The simulcasting signal bill signed into law Jan. 2 by outgoing Massachusetts Governor Mitt Romney covering the next two years should provide the state's four racetracks some needed stability for an industry struggling with competition from racinos and casinos in adjoining stakes, track officials agree.
The compromise measure includes Suffolk Downs (Thoroughbred), Wonderland Greyhound and Raynham/Taunton Greyhound (dogs), and Plainridge Racecourse (harness).
"This certainly brings us some stability," said Suffolk spokesman Christian Teja on Jan. 4. "Last year, we received a three-month extension in January, then faced a temporary stoppage in early April, until another extension was granted to Dec. 31st of this past year.
"This created a great uncertainty in attracting outfits to ship to Suffolk for the recently concluded meet. This time around, racing secretary Jim Pambianchi can tell prospective owners and trainers that Suffolk Downs will definitely be here for the next two years."
Suffolks Down resumed simulcasting Jan. 3 after closing for two days following expiration of the previous bill.
As part of the new legislation, Suffolk Downs will only be required to run 900 live races within 100 racing days, down from 1,100 live races and 150 racing days in the recent past. Seven live races constitute a racing card.
The 2007 Suffolk meet is scheduled to run from Kentucky Derby Day, May 5, until Nov. 10.
Another significant portion of the bill that should prove positive for Suffolk Downs is a provision that allows those people who bet via account wagering to use credit cards and debit cards, which was prohibited in the past.

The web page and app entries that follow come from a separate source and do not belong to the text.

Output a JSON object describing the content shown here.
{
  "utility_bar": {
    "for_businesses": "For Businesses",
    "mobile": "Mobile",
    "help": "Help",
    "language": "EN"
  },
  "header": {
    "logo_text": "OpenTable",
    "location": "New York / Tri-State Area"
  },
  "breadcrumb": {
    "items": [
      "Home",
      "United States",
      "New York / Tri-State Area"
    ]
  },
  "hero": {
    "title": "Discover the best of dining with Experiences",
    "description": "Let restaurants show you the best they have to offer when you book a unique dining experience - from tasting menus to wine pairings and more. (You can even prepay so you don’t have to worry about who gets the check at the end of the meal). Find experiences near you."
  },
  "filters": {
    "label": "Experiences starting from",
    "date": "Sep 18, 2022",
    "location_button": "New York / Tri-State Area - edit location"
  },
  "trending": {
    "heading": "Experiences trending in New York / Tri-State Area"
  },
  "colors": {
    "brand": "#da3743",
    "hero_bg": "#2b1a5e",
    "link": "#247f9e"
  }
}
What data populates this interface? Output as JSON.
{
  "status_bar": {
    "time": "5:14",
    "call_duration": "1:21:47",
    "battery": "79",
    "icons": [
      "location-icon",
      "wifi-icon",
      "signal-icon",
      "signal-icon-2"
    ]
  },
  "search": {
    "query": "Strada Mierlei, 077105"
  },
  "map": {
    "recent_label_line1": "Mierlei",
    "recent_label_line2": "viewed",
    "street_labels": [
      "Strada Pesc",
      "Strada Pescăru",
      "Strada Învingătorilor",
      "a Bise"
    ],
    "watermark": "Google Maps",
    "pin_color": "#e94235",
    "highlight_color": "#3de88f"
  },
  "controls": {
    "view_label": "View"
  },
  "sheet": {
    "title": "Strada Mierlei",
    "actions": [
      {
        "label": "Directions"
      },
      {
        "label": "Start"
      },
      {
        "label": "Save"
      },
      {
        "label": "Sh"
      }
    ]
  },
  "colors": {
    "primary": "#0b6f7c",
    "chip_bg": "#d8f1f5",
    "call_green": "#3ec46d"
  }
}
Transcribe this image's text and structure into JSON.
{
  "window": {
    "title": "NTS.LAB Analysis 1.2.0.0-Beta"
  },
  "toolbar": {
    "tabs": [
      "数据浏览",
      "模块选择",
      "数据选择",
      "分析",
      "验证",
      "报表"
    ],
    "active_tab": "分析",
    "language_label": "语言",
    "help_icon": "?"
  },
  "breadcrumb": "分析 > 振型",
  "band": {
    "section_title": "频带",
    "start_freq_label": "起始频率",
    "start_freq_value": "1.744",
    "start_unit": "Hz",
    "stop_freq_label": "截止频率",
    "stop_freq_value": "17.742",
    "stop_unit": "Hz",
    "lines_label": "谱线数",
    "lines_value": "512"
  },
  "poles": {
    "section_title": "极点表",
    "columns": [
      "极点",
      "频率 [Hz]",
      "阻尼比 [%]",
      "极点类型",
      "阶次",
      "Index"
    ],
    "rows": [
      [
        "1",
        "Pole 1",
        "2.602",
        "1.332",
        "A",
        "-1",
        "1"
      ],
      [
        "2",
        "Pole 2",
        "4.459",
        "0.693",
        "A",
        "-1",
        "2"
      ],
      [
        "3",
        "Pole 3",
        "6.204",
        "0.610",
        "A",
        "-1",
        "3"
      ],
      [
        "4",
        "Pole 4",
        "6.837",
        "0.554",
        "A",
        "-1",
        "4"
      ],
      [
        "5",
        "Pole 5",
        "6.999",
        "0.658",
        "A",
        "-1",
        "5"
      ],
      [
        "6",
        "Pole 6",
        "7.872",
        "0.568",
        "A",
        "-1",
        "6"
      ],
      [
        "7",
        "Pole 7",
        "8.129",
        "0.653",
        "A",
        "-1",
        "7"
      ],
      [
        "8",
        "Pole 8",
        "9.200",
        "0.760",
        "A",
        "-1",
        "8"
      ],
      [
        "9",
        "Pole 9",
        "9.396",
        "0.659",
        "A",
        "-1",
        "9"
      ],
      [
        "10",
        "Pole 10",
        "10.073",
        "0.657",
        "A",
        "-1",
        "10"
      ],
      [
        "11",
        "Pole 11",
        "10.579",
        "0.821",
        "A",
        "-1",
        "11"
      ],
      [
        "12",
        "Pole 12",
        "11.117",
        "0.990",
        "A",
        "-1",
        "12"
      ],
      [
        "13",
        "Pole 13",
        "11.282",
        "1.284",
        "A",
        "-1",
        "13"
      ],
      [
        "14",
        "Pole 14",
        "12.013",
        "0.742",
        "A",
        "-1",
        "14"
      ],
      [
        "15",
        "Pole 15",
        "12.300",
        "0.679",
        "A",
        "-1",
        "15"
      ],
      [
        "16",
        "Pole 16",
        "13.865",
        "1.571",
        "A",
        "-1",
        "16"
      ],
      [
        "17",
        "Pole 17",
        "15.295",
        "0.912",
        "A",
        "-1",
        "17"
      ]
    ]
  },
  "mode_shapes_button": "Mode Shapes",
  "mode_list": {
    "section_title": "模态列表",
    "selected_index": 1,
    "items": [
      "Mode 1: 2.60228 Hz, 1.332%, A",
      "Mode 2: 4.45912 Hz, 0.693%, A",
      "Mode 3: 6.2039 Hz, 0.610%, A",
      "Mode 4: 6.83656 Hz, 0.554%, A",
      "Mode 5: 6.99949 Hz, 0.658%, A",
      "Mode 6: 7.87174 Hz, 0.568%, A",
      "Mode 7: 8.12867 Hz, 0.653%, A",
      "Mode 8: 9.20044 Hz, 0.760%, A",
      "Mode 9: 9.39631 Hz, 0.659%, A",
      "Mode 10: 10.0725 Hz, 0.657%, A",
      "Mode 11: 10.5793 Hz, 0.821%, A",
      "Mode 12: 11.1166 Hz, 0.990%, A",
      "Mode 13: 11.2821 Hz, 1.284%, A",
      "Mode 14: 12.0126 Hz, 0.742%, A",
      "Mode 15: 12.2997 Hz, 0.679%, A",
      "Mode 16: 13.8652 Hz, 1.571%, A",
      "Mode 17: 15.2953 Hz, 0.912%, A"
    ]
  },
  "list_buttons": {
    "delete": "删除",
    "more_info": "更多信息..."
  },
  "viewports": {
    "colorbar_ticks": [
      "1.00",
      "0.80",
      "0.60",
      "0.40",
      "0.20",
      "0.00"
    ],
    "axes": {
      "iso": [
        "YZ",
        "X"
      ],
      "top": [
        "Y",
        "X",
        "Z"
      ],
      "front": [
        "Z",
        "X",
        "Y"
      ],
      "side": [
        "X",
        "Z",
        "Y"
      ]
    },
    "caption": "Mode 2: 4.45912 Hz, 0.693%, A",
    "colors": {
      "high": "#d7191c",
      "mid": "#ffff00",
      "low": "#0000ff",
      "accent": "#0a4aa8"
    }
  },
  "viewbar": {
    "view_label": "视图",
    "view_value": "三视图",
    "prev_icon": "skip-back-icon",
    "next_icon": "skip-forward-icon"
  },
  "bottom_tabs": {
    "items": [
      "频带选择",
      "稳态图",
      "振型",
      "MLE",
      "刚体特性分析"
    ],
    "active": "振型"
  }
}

In 2006, the sole stakes races carded by Suffolk Downs were written for Massachusetts-bred horses, with the Massachusetts Handicap (gr. II), scheduled to be run in September, temporarily scrapped. No determination has been made as yet on the stakes schedule for 2007. That will be an ongoing process.
As part of the new legislation, jointly passed by both branches, Raynham/Taunton will now receive two additional simulcast signals, which have currently been allocated to Gulfstream Park and Laurel Racecourse, both Thoroughbred venues.
Plainridge Racecourse will receive one extra greyhound signal.
Though Plainridge will also be allowed to reduce live racing from 1,100 races to 900 if it so chooses, it appears that the track may have sacrificed the most to get the deal done. The lost simulcasting revenue to neighboring Raynham/Taunton will only cause the harness track to fall further behind other competitors.
General Manager Steven O'Toole cites the reopening of Vernon Downs, the opening of tracks in Chester, Pa., and Tioga, N.Y., and the continuation of Yonkers, Saratoga, and Maine, each with slot machines.
Massachusetts tracks are hoping that the state legislature will revisit the possibility of Suffolk, Plainridge, Wonderland, and Raynham/Taunton becoming a host site for slot machines in 2007.